Collected data:
▬▬▬▬▬▬

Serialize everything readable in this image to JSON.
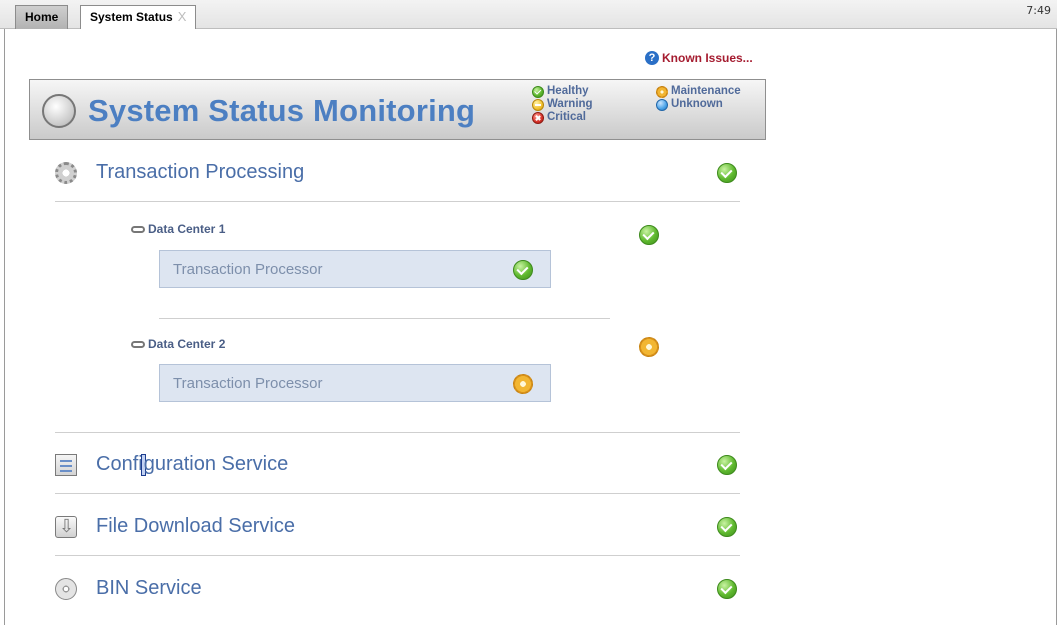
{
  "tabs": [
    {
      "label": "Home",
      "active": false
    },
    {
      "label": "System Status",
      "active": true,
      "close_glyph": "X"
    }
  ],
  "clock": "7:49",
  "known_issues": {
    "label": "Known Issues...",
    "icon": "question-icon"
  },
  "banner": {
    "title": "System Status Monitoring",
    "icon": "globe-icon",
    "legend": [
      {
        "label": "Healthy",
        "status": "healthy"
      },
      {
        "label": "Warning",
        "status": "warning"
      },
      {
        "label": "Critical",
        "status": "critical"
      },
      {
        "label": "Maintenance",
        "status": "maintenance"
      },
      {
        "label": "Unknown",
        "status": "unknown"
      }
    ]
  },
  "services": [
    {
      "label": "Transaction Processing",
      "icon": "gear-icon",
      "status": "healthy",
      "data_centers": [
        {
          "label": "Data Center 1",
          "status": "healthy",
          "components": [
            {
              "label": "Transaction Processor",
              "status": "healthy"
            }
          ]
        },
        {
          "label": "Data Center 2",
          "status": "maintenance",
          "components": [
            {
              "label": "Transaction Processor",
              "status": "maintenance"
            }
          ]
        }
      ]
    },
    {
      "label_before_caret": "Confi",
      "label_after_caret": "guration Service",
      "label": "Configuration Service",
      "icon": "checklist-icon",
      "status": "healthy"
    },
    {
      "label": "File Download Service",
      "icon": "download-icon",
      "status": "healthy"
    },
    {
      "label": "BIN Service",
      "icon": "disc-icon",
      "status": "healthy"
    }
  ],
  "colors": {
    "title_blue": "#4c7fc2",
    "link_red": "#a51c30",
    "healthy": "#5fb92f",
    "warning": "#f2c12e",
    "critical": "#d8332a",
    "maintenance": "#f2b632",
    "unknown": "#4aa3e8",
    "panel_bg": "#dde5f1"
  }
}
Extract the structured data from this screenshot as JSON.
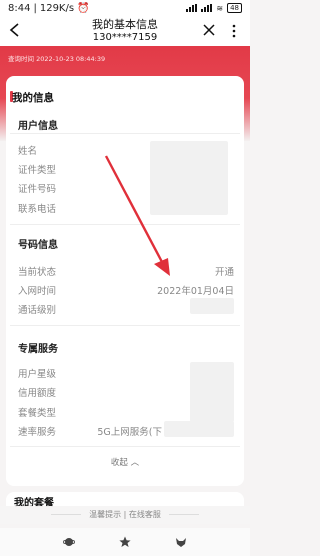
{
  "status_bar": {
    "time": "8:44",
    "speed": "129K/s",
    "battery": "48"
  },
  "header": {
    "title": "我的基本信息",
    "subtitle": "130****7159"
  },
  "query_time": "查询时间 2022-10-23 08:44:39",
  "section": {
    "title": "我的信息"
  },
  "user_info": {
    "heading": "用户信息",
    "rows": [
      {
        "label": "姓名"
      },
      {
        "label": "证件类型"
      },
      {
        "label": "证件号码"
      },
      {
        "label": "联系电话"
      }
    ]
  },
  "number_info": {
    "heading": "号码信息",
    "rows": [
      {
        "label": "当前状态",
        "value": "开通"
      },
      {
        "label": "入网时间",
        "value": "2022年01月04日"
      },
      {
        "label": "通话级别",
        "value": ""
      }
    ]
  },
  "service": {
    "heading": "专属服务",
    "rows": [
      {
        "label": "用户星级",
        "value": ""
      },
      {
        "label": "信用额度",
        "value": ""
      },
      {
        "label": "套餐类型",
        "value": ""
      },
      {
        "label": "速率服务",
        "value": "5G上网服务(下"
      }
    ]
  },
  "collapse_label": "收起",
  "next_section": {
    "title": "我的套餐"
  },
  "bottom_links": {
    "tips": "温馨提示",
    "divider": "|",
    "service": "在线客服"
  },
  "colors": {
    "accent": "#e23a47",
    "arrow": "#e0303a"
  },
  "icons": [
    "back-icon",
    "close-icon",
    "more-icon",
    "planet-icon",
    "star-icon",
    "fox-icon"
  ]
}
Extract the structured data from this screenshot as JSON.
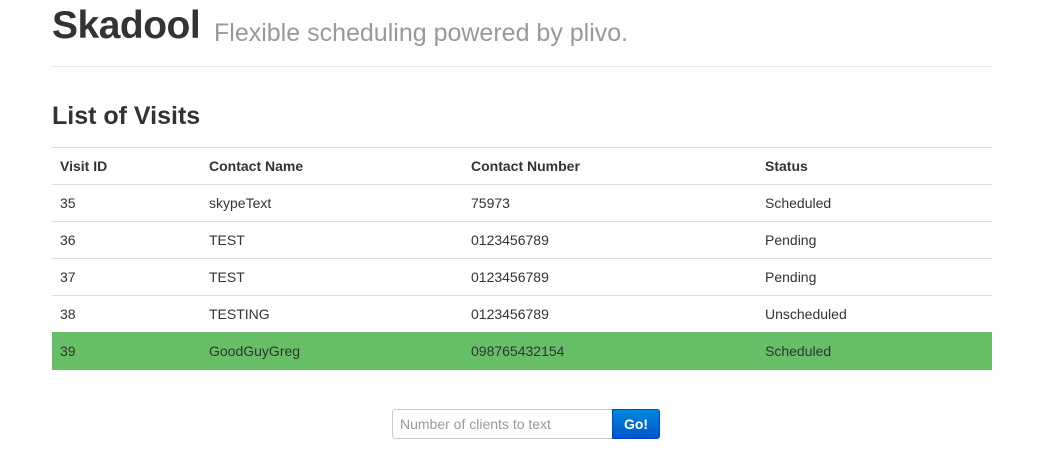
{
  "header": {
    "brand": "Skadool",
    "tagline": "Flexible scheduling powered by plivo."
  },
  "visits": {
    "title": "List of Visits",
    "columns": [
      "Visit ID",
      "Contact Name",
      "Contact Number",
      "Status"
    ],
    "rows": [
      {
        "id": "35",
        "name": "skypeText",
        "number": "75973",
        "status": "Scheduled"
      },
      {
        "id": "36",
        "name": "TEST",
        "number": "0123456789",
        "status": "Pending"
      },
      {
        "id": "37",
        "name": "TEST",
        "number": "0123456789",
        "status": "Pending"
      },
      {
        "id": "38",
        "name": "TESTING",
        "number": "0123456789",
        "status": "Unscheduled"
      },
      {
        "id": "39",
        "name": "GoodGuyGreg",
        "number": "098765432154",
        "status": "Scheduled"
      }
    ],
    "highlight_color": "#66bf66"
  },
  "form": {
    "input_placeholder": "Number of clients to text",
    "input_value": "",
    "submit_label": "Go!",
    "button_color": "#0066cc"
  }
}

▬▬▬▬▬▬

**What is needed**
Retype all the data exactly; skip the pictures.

**Solution below**
Serialize everything readable in this image to JSON.
{
  "tabs": [
    {
      "label": "Home",
      "active": false
    },
    {
      "label": "System Status",
      "active": true,
      "close_glyph": "X"
    }
  ],
  "clock": "7:49",
  "known_issues": {
    "label": "Known Issues...",
    "icon": "question-icon"
  },
  "banner": {
    "title": "System Status Monitoring",
    "icon": "globe-icon",
    "legend": [
      {
        "label": "Healthy",
        "status": "healthy"
      },
      {
        "label": "Warning",
        "status": "warning"
      },
      {
        "label": "Critical",
        "status": "critical"
      },
      {
        "label": "Maintenance",
        "status": "maintenance"
      },
      {
        "label": "Unknown",
        "status": "unknown"
      }
    ]
  },
  "services": [
    {
      "label": "Transaction Processing",
      "icon": "gear-icon",
      "status": "healthy",
      "data_centers": [
        {
          "label": "Data Center 1",
          "status": "healthy",
          "components": [
            {
              "label": "Transaction Processor",
              "status": "healthy"
            }
          ]
        },
        {
          "label": "Data Center 2",
          "status": "maintenance",
          "components": [
            {
              "label": "Transaction Processor",
              "status": "maintenance"
            }
          ]
        }
      ]
    },
    {
      "label_before_caret": "Confi",
      "label_after_caret": "guration Service",
      "label": "Configuration Service",
      "icon": "checklist-icon",
      "status": "healthy"
    },
    {
      "label": "File Download Service",
      "icon": "download-icon",
      "status": "healthy"
    },
    {
      "label": "BIN Service",
      "icon": "disc-icon",
      "status": "healthy"
    }
  ],
  "colors": {
    "title_blue": "#4c7fc2",
    "link_red": "#a51c30",
    "healthy": "#5fb92f",
    "warning": "#f2c12e",
    "critical": "#d8332a",
    "maintenance": "#f2b632",
    "unknown": "#4aa3e8",
    "panel_bg": "#dde5f1"
  }
}
Extract the structured data from this screenshot as JSON.
{
  "status_bar": {
    "time": "8:44",
    "speed": "129K/s",
    "battery": "48"
  },
  "header": {
    "title": "我的基本信息",
    "subtitle": "130****7159"
  },
  "query_time": "查询时间 2022-10-23 08:44:39",
  "section": {
    "title": "我的信息"
  },
  "user_info": {
    "heading": "用户信息",
    "rows": [
      {
        "label": "姓名"
      },
      {
        "label": "证件类型"
      },
      {
        "label": "证件号码"
      },
      {
        "label": "联系电话"
      }
    ]
  },
  "number_info": {
    "heading": "号码信息",
    "rows": [
      {
        "label": "当前状态",
        "value": "开通"
      },
      {
        "label": "入网时间",
        "value": "2022年01月04日"
      },
      {
        "label": "通话级别",
        "value": ""
      }
    ]
  },
  "service": {
    "heading": "专属服务",
    "rows": [
      {
        "label": "用户星级",
        "value": ""
      },
      {
        "label": "信用额度",
        "value": ""
      },
      {
        "label": "套餐类型",
        "value": ""
      },
      {
        "label": "速率服务",
        "value": "5G上网服务(下"
      }
    ]
  },
  "collapse_label": "收起",
  "next_section": {
    "title": "我的套餐"
  },
  "bottom_links": {
    "tips": "温馨提示",
    "divider": "|",
    "service": "在线客服"
  },
  "colors": {
    "accent": "#e23a47",
    "arrow": "#e0303a"
  },
  "icons": [
    "back-icon",
    "close-icon",
    "more-icon",
    "planet-icon",
    "star-icon",
    "fox-icon"
  ]
}
Extract the structured data from this screenshot as JSON.
{
  "header": {
    "brand": "Skadool",
    "tagline": "Flexible scheduling powered by plivo."
  },
  "visits": {
    "title": "List of Visits",
    "columns": [
      "Visit ID",
      "Contact Name",
      "Contact Number",
      "Status"
    ],
    "rows": [
      {
        "id": "35",
        "name": "skypeText",
        "number": "75973",
        "status": "Scheduled"
      },
      {
        "id": "36",
        "name": "TEST",
        "number": "0123456789",
        "status": "Pending"
      },
      {
        "id": "37",
        "name": "TEST",
        "number": "0123456789",
        "status": "Pending"
      },
      {
        "id": "38",
        "name": "TESTING",
        "number": "0123456789",
        "status": "Unscheduled"
      },
      {
        "id": "39",
        "name": "GoodGuyGreg",
        "number": "098765432154",
        "status": "Scheduled"
      }
    ],
    "highlight_color": "#66bf66"
  },
  "form": {
    "input_placeholder": "Number of clients to text",
    "input_value": "",
    "submit_label": "Go!",
    "button_color": "#0066cc"
  }
}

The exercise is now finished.